Re Free health software and GNU Solidario, healthcare in low and middle income countries and the ten evidence-based recommendations on the digital health interventions that were prioritized during the scoping process of the WHO guidelines on digital health
// GNU Solidario - Advancing Social Medicine //
I have had the privilege of meeting and corresponding with the GNU Solidario group for half a dozen years. GNU Solidario is a non-profit organization founded by Luis Falcón on 23 November 2009 to promote the use of Free Software in the areas of Public Health and education. GNU Solidario origins are in Argentina, with Free Software projects in the area of education in rural schools. The first mission was on 6 October 2006, in schools from Santiago del Estero. The project at that time was called Linux Solidario.
That event led Luis Falcón to focus on Social Medicine and Public Health, and work with health professionals and governments to improve the lives of the underprivileged. In October 2009, the organization was officially registered in Las Palmas de Gran Canaria, Spain, where currently holds its headquarters.
In 2010, GNU Solidario celebrated the first edition of the International Workshop on eHealth in Emerging Economies - IWEEE -. Since then, IWEEE has been a meeting point for multilateral and humanitarian organizations such as Red Cross, World Health Organization, Médecins Sans Frontières, War Child, United Nations University or Caritas Internationalis, as well as for universities around the world. GNU Solidario has engaged on digital health projects in Cameroon, Gabon, Gambia, Laos, Jamaica, India, Pakistan, Mexico, Argentina, Tanzania and Brazil.

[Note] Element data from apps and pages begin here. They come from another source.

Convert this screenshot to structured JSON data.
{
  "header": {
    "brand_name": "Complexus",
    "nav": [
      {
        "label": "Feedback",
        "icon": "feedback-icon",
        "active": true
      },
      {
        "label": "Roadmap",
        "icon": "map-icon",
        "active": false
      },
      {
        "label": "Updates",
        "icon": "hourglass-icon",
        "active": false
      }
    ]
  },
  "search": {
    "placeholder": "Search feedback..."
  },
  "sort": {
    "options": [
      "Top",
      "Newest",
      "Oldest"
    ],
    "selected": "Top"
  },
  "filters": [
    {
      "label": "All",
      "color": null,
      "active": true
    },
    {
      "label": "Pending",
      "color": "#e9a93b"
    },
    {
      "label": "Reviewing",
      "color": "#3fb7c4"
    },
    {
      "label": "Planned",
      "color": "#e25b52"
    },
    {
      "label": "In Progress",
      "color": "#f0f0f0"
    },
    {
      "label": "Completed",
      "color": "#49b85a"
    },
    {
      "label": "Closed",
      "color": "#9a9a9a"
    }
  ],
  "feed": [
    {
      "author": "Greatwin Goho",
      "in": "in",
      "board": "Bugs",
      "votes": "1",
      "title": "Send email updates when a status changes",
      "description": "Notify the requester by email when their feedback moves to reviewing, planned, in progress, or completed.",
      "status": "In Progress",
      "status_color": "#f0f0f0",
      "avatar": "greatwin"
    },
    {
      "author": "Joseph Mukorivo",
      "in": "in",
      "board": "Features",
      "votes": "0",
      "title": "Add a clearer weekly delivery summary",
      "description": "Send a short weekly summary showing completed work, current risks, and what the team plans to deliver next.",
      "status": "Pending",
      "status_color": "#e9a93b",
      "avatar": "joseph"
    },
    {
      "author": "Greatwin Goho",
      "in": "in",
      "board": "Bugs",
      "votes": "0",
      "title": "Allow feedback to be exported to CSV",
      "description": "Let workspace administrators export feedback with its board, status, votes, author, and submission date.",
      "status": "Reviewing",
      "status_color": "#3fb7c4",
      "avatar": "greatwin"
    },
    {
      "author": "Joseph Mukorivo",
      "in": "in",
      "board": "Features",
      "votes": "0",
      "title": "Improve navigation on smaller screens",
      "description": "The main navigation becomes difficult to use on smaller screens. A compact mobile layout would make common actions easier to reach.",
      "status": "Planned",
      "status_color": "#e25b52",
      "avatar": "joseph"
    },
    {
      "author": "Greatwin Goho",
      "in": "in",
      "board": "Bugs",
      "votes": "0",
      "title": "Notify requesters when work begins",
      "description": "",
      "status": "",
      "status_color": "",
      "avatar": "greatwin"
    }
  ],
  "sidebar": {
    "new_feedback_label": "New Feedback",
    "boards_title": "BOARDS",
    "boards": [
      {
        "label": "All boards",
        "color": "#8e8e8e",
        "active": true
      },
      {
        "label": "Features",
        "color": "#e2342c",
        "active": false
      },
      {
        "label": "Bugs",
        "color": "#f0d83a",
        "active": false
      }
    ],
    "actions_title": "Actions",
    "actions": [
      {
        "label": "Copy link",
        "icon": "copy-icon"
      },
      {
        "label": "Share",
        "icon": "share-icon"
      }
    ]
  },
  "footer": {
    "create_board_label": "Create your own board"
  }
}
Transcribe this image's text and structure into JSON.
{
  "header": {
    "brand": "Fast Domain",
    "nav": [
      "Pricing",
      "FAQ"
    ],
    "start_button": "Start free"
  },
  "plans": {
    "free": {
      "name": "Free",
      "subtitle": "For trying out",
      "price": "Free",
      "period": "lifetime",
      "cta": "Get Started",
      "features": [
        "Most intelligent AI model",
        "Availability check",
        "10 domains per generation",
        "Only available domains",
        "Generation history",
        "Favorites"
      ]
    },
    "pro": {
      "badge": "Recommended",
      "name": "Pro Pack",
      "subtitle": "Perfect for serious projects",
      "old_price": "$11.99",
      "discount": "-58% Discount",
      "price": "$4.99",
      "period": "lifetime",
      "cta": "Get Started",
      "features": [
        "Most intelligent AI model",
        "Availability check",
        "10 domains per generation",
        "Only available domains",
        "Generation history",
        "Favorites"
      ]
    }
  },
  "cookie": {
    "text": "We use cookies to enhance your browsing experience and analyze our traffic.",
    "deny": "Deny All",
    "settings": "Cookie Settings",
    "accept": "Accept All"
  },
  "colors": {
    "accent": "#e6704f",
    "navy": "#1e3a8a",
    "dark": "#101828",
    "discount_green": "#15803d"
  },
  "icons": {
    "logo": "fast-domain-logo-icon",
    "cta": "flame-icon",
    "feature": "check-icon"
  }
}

To Quality assure the ten evidence-based recommendations on the digital health interventions that were prioritized during the scoping process of the WHO guidelines on digital health 2019 (1) in LMICs, GNU Solidario are in the process of evaluating the effectiveness, feasibility for health worker for clients/individuals, acceptability for health workers for clients/individuals, resource use and gender, equity and human rights issues of the GNU free Software digital offerings in the GNU digital services implemented in oCameroon, Gabon, Gambia, Laos, Jamaica, India, Pakistan, Mexico, Argentina, Tanzania and Brazil to see how they fit the the ten recommended domains of the WHO.
These ten areas are:
- Birth notification
- Death notification
- Availability of commodities: stock notification and commodity
- Client-to-provider telemedicine (including personal health records)
- Provider-to-provider telemedicine
- Targeted client communication
- Health worker decision support
- digital tracking of clients’ health status and services
- digital tracking combined with decision support and targeted client communication
- Digital provision of training and educational content for health workers Recommended
The findings, if completed, will be published.
1. WHO guideline recommendations on digital interventions for health system strengthening WHO guideline: recommendations on digital interventions for health system strengthening
2. 13 Ensuring that published guidelines are current and accurate | Developing NICE guidelines: t he manual | Guidance | NICE
HIFA profile: Richard Fitton is a retired family doctor - GP, British Medical Association. Professional interests: Health literacy, patient partnership of trust and implementation of healthcare with professionals, family and public involvement in the prevention of modern lifestyle diseases, patients using access to professional records to overcome confidentiality barriers to care, patients as part of the policing of the use of their patient data
Email address: richardpeterfitton7 AT gmail.com